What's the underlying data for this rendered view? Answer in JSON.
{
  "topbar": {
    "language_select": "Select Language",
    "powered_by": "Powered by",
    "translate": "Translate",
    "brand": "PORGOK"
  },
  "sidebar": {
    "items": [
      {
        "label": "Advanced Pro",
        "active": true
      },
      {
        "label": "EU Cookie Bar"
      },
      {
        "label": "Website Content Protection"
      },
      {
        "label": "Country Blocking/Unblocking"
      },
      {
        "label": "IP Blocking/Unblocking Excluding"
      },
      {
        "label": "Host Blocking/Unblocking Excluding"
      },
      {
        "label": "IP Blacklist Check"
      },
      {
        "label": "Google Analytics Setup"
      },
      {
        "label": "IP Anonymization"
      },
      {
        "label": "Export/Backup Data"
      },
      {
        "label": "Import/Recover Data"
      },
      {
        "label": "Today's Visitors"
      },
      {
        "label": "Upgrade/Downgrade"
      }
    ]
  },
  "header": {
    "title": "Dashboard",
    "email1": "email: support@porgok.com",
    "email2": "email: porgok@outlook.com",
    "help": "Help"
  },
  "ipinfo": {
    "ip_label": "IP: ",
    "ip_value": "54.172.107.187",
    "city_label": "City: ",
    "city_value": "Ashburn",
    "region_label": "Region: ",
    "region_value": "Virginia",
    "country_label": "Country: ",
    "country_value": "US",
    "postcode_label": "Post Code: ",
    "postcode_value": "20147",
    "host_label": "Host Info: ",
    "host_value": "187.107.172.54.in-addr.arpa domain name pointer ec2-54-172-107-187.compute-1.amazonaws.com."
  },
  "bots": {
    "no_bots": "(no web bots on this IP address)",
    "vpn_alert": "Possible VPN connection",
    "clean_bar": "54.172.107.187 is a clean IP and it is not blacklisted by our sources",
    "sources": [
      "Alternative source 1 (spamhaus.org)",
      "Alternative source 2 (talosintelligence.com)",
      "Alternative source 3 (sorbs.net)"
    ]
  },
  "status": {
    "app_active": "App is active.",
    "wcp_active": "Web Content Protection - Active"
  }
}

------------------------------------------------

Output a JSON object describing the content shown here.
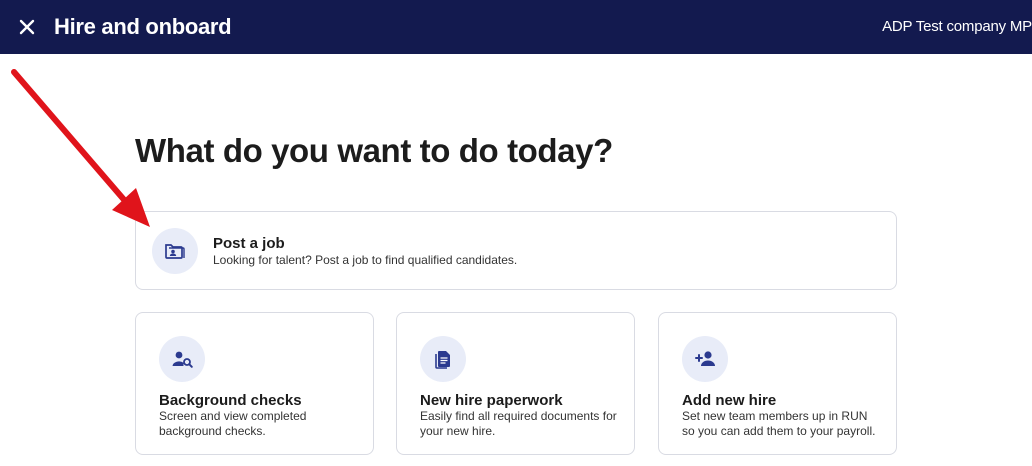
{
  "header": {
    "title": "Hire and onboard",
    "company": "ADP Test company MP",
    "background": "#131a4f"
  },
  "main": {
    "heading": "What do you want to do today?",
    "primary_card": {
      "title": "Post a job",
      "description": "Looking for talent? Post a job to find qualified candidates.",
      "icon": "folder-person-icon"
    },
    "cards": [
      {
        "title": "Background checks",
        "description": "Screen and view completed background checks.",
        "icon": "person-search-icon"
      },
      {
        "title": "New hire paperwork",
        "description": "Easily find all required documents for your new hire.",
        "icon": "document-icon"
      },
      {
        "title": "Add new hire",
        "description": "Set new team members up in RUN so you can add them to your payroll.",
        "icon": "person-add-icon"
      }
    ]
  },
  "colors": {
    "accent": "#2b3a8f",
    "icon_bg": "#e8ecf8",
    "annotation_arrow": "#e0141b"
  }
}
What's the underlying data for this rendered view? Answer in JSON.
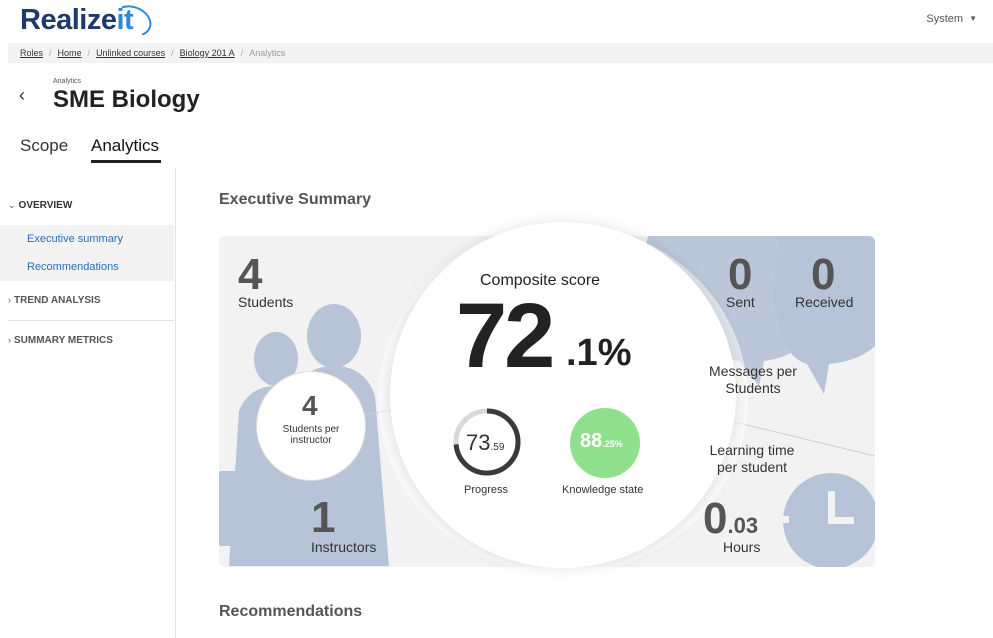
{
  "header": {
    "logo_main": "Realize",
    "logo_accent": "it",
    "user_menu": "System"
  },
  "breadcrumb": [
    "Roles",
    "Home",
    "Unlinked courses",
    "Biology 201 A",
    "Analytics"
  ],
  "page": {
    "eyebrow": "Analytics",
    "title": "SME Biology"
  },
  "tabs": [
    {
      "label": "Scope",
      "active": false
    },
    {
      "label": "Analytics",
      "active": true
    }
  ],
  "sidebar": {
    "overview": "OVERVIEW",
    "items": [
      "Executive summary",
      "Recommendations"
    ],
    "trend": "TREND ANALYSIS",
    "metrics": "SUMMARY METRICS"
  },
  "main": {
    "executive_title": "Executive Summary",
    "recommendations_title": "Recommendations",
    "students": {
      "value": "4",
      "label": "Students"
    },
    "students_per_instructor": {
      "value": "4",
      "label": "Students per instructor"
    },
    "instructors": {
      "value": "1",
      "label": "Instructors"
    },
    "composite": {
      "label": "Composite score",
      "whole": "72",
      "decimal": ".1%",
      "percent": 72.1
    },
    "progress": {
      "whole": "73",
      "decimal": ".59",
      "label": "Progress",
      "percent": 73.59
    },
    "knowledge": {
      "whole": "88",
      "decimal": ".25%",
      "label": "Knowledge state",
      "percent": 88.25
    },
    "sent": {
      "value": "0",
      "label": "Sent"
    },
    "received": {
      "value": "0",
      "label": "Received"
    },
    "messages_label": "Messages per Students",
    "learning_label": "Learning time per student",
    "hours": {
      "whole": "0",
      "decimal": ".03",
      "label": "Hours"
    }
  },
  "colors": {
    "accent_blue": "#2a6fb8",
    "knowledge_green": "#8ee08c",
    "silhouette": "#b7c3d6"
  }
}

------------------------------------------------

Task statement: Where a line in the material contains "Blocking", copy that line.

Worked solution:
        "label": "Country Blocking/Unblocking"
        "label": "IP Blocking/Unblocking Excluding"
        "label": "Host Blocking/Unblocking Excluding"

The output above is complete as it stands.